▶ [YOUR OBJECTIVE]
Retype the listing in full. Change nothing.

▶ [RECORDS FOR THIS EXERCISE]

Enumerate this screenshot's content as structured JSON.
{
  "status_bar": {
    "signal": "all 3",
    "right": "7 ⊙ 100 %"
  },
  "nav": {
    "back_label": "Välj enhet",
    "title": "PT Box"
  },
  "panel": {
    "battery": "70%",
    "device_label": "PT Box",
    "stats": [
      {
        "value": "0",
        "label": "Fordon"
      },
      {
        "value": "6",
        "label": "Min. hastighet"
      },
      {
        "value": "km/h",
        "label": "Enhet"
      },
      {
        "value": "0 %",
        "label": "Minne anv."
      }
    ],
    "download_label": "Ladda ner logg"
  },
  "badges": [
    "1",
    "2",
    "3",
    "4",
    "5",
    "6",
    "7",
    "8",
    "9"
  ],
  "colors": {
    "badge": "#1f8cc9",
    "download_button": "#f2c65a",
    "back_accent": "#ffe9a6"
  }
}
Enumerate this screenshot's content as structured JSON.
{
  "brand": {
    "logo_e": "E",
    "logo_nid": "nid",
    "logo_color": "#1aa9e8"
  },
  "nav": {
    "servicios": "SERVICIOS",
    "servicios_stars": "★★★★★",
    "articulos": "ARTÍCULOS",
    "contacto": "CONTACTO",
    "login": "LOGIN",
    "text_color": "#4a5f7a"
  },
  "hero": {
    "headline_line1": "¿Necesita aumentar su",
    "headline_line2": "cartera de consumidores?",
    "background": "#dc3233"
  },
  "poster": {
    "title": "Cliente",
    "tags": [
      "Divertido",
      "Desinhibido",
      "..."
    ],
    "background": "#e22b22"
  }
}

▶ [TASK ANSWER]
Enumerate this screenshot's content as structured JSON.
{
  "status_bar": {
    "signal": "all 3",
    "right": "7 ⊙ 100 %"
  },
  "nav": {
    "back_label": "Välj enhet",
    "title": "PT Box"
  },
  "panel": {
    "battery": "70%",
    "device_label": "PT Box",
    "stats": [
      {
        "value": "0",
        "label": "Fordon"
      },
      {
        "value": "6",
        "label": "Min. hastighet"
      },
      {
        "value": "km/h",
        "label": "Enhet"
      },
      {
        "value": "0 %",
        "label": "Minne anv."
      }
    ],
    "download_label": "Ladda ner logg"
  },
  "badges": [
    "1",
    "2",
    "3",
    "4",
    "5",
    "6",
    "7",
    "8",
    "9"
  ],
  "colors": {
    "badge": "#1f8cc9",
    "download_button": "#f2c65a",
    "back_accent": "#ffe9a6"
  }
}
Enumerate this screenshot's content as structured JSON.
{
  "brand": {
    "logo_e": "E",
    "logo_nid": "nid",
    "logo_color": "#1aa9e8"
  },
  "nav": {
    "servicios": "SERVICIOS",
    "servicios_stars": "★★★★★",
    "articulos": "ARTÍCULOS",
    "contacto": "CONTACTO",
    "login": "LOGIN",
    "text_color": "#4a5f7a"
  },
  "hero": {
    "headline_line1": "¿Necesita aumentar su",
    "headline_line2": "cartera de consumidores?",
    "background": "#dc3233"
  },
  "poster": {
    "title": "Cliente",
    "tags": [
      "Divertido",
      "Desinhibido",
      "..."
    ],
    "background": "#e22b22"
  }
}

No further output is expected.